+++ Material supplied +++
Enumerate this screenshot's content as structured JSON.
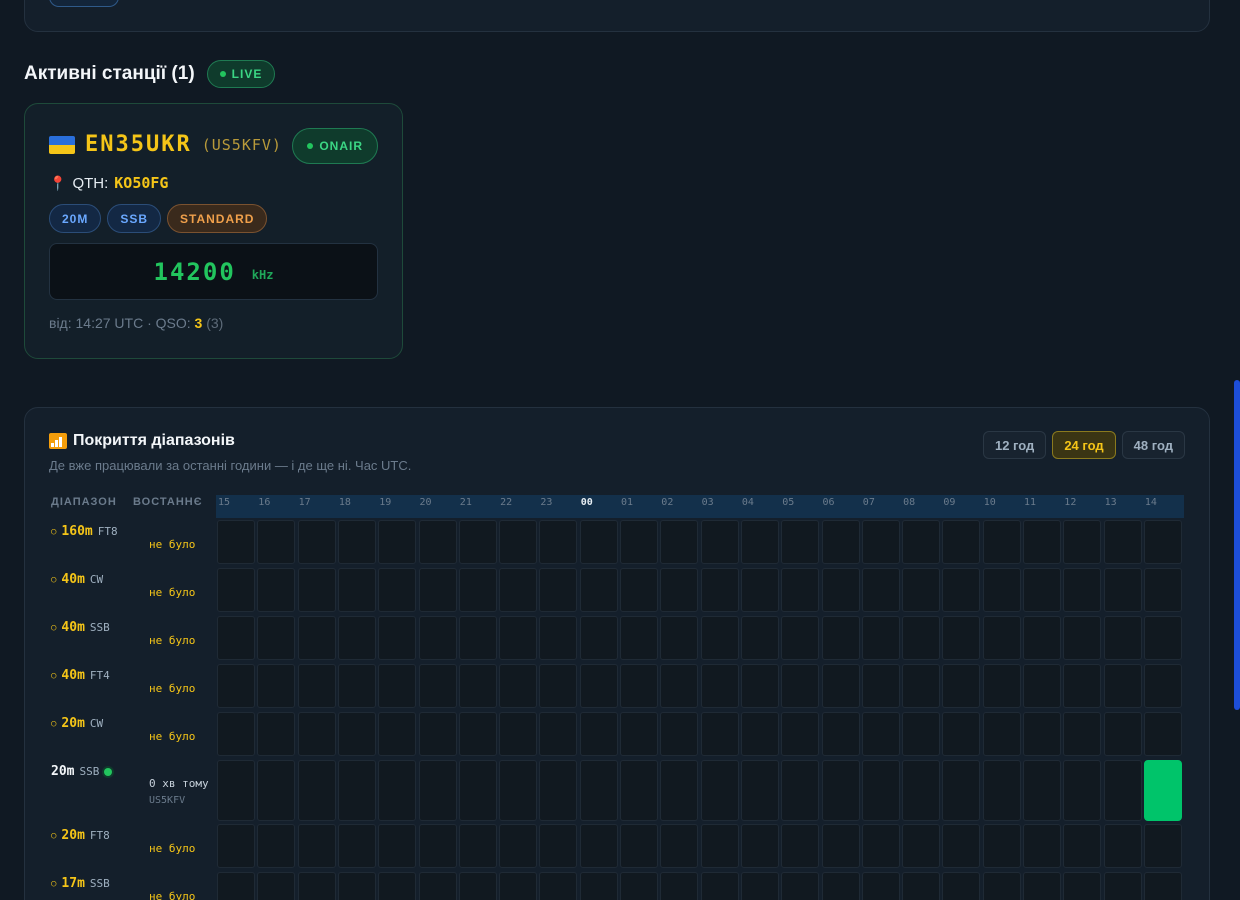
{
  "section": {
    "title": "Активні станції (1)",
    "live_label": "LIVE"
  },
  "station": {
    "flag": "ukraine-flag",
    "callsign": "EN35UKR",
    "operator": "(US5KFV)",
    "status": "ONAIR",
    "qth_label": "QTH:",
    "qth": "KO50FG",
    "tags": [
      "20M",
      "SSB",
      "STANDARD"
    ],
    "frequency": "14200",
    "unit": "kHz",
    "since": "від: 14:27 UTC · QSO:",
    "qso_count": "3",
    "qso_sub": "(3)"
  },
  "coverage": {
    "title": "Покриття діапазонів",
    "subtitle": "Де вже працювали за останні години — і де ще ні. Час UTC.",
    "ranges": [
      "12 год",
      "24 год",
      "48 год"
    ],
    "active_range": "24 год",
    "col_band": "ДІАПАЗОН",
    "col_last": "ВОСТАННЄ",
    "hours": [
      "15",
      "16",
      "17",
      "18",
      "19",
      "20",
      "21",
      "22",
      "23",
      "00",
      "01",
      "02",
      "03",
      "04",
      "05",
      "06",
      "07",
      "08",
      "09",
      "10",
      "11",
      "12",
      "13",
      "14"
    ],
    "rows": [
      {
        "band": "160m",
        "mode": "FT8",
        "last": "не було",
        "active": false,
        "callsign": "",
        "on_hours": []
      },
      {
        "band": "40m",
        "mode": "CW",
        "last": "не було",
        "active": false,
        "callsign": "",
        "on_hours": []
      },
      {
        "band": "40m",
        "mode": "SSB",
        "last": "не було",
        "active": false,
        "callsign": "",
        "on_hours": []
      },
      {
        "band": "40m",
        "mode": "FT4",
        "last": "не було",
        "active": false,
        "callsign": "",
        "on_hours": []
      },
      {
        "band": "20m",
        "mode": "CW",
        "last": "не було",
        "active": false,
        "callsign": "",
        "on_hours": []
      },
      {
        "band": "20m",
        "mode": "SSB",
        "last": "0 хв тому",
        "active": true,
        "callsign": "US5KFV",
        "on_hours": [
          "14"
        ]
      },
      {
        "band": "20m",
        "mode": "FT8",
        "last": "не було",
        "active": false,
        "callsign": "",
        "on_hours": []
      },
      {
        "band": "17m",
        "mode": "SSB",
        "last": "не було",
        "active": false,
        "callsign": "",
        "on_hours": []
      }
    ]
  }
}
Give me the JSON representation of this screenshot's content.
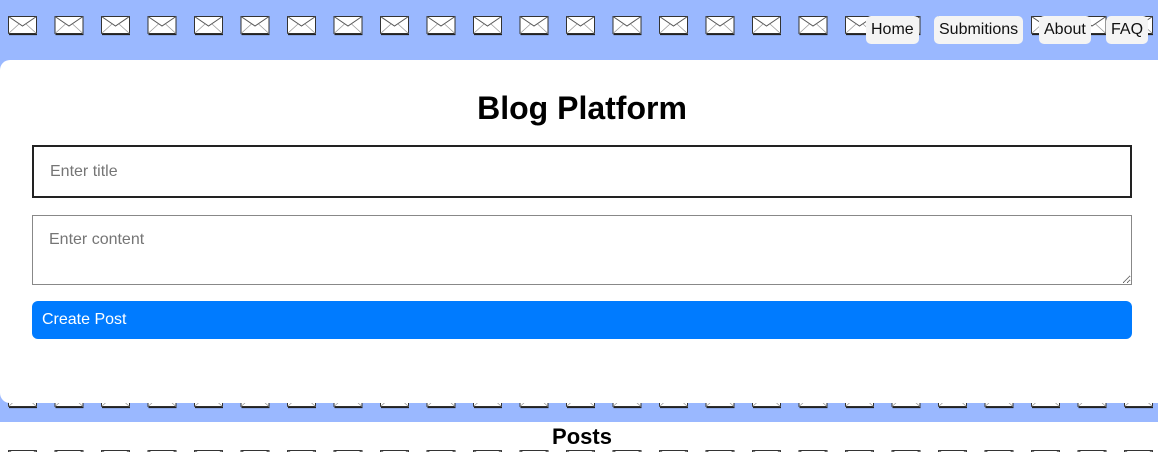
{
  "nav": {
    "items": [
      {
        "label": "Home"
      },
      {
        "label": "Submitions"
      },
      {
        "label": "About"
      },
      {
        "label": "FAQ"
      }
    ]
  },
  "form": {
    "heading": "Blog Platform",
    "title_placeholder": "Enter title",
    "content_placeholder": "Enter content",
    "submit_label": "Create Post"
  },
  "posts": {
    "heading": "Posts"
  },
  "colors": {
    "background": "#9ab8ff",
    "card": "#ffffff",
    "accent": "#007bff"
  },
  "background_pattern": {
    "icon": "envelope-icon"
  }
}
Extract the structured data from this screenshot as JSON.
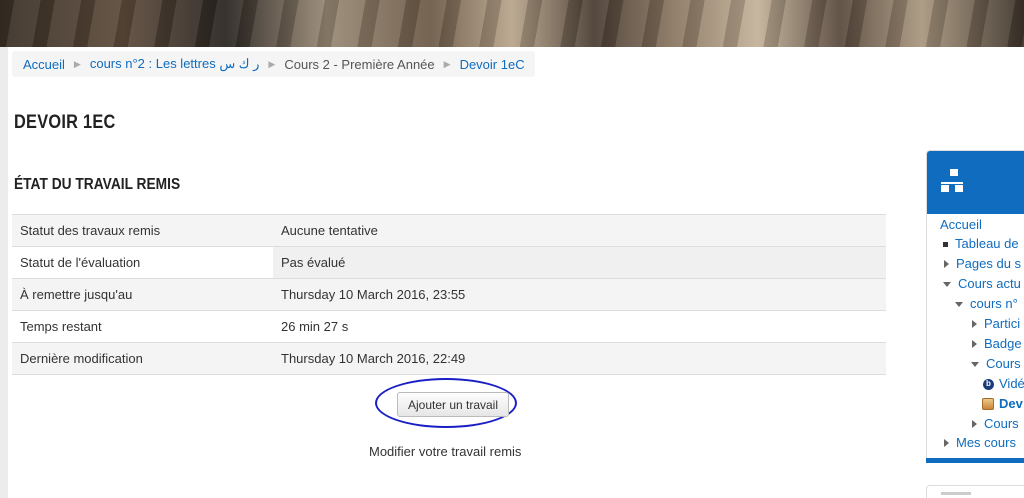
{
  "breadcrumb": {
    "home": "Accueil",
    "course": "cours n°2 : Les lettres ر ك س",
    "section": "Cours 2 - Première Année",
    "current": "Devoir 1eC"
  },
  "page": {
    "title": "Devoir 1eC",
    "section_title": "État du travail remis"
  },
  "status_table": [
    {
      "label": "Statut des travaux remis",
      "value": "Aucune tentative"
    },
    {
      "label": "Statut de l'évaluation",
      "value": "Pas évalué"
    },
    {
      "label": "À remettre jusqu'au",
      "value": "Thursday 10 March 2016, 23:55"
    },
    {
      "label": "Temps restant",
      "value": "26 min 27 s"
    },
    {
      "label": "Dernière modification",
      "value": "Thursday 10 March 2016, 22:49"
    }
  ],
  "actions": {
    "add_submission": "Ajouter un travail",
    "modify_hint": "Modifier votre travail remis"
  },
  "navigation": {
    "icon": "sitemap-icon",
    "items": [
      {
        "label": "Accueil",
        "depth": 0,
        "marker": "none"
      },
      {
        "label": "Tableau de",
        "depth": 1,
        "marker": "bullet"
      },
      {
        "label": "Pages du s",
        "depth": 1,
        "marker": "collapsed"
      },
      {
        "label": "Cours actu",
        "depth": 1,
        "marker": "expanded"
      },
      {
        "label": "cours n°",
        "depth": 2,
        "marker": "expanded"
      },
      {
        "label": "Partici",
        "depth": 3,
        "marker": "collapsed"
      },
      {
        "label": "Badge",
        "depth": 3,
        "marker": "collapsed"
      },
      {
        "label": "Cours",
        "depth": 3,
        "marker": "expanded"
      },
      {
        "label": "Vidé",
        "depth": 4,
        "marker": "video-icon"
      },
      {
        "label": "Dev",
        "depth": 4,
        "marker": "assignment-icon"
      },
      {
        "label": "Cours",
        "depth": 3,
        "marker": "collapsed"
      },
      {
        "label": "Mes cours",
        "depth": 1,
        "marker": "collapsed"
      }
    ]
  },
  "colors": {
    "link": "#0f6cbf",
    "block_header": "#0f6cbf",
    "annotation_circle": "#1a1fc4"
  }
}
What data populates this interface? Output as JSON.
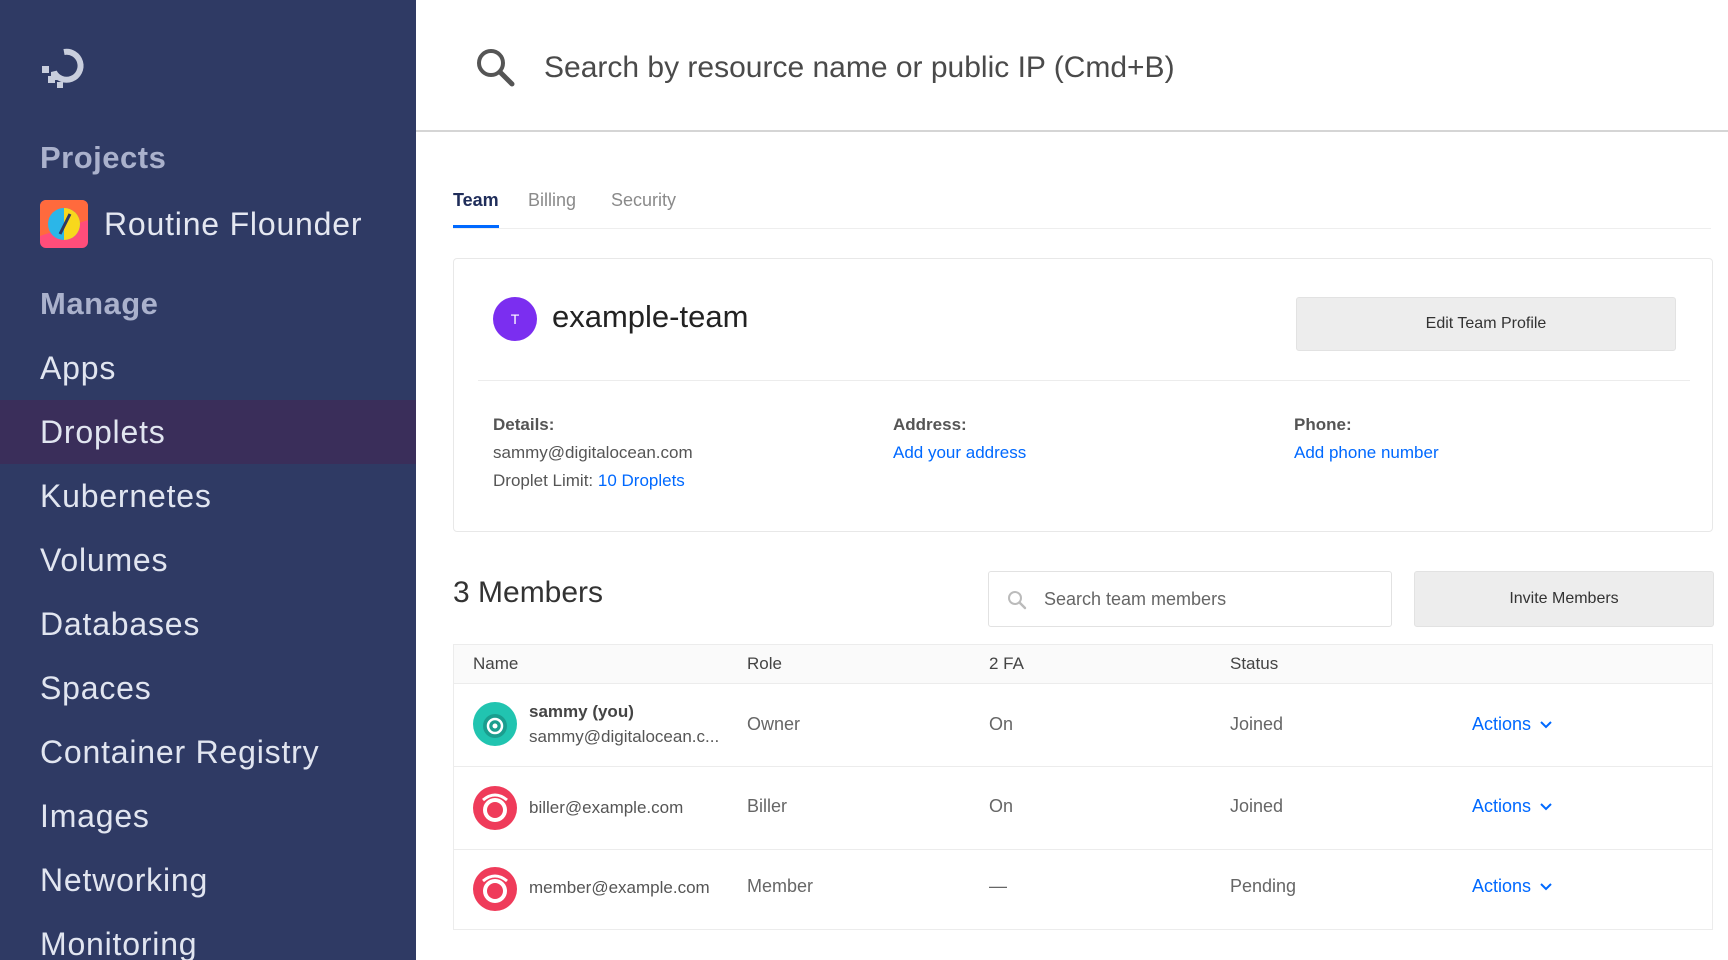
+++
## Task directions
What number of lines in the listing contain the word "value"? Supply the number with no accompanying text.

## Output of the exercise
5